# What to produce
With the pictures left out, copy the listing below exactly.

# Given information
○ ○ ○ ○ ○

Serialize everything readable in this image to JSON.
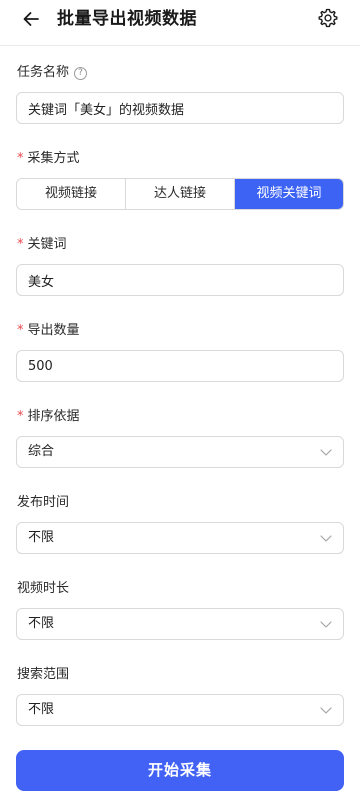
{
  "header": {
    "title": "批量导出视频数据",
    "back_icon": "arrow-left-icon",
    "settings_icon": "gear-icon"
  },
  "task_name": {
    "label": "任务名称",
    "help_icon": "question-circle-icon",
    "help_glyph": "?",
    "value": "关键词「美女」的视频数据"
  },
  "collect_method": {
    "label": "采集方式",
    "options": [
      "视频链接",
      "达人链接",
      "视频关键词"
    ],
    "selected": "视频关键词"
  },
  "keyword": {
    "label": "关键词",
    "value": "美女"
  },
  "export_count": {
    "label": "导出数量",
    "value": "500"
  },
  "sort_by": {
    "label": "排序依据",
    "value": "综合"
  },
  "publish_time": {
    "label": "发布时间",
    "value": "不限"
  },
  "video_duration": {
    "label": "视频时长",
    "value": "不限"
  },
  "search_scope": {
    "label": "搜索范围",
    "value": "不限"
  },
  "required_mark": "*",
  "submit": {
    "label": "开始采集"
  },
  "colors": {
    "accent": "#4262f6",
    "required": "#e5484d"
  }
}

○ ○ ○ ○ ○

# Written response
Serialize everything readable in this image to JSON.
{
  "header": {
    "title": "批量导出视频数据",
    "back_icon": "arrow-left-icon",
    "settings_icon": "gear-icon"
  },
  "task_name": {
    "label": "任务名称",
    "help_icon": "question-circle-icon",
    "help_glyph": "?",
    "value": "关键词「美女」的视频数据"
  },
  "collect_method": {
    "label": "采集方式",
    "options": [
      "视频链接",
      "达人链接",
      "视频关键词"
    ],
    "selected": "视频关键词"
  },
  "keyword": {
    "label": "关键词",
    "value": "美女"
  },
  "export_count": {
    "label": "导出数量",
    "value": "500"
  },
  "sort_by": {
    "label": "排序依据",
    "value": "综合"
  },
  "publish_time": {
    "label": "发布时间",
    "value": "不限"
  },
  "video_duration": {
    "label": "视频时长",
    "value": "不限"
  },
  "search_scope": {
    "label": "搜索范围",
    "value": "不限"
  },
  "required_mark": "*",
  "submit": {
    "label": "开始采集"
  },
  "colors": {
    "accent": "#4262f6",
    "required": "#e5484d"
  }
}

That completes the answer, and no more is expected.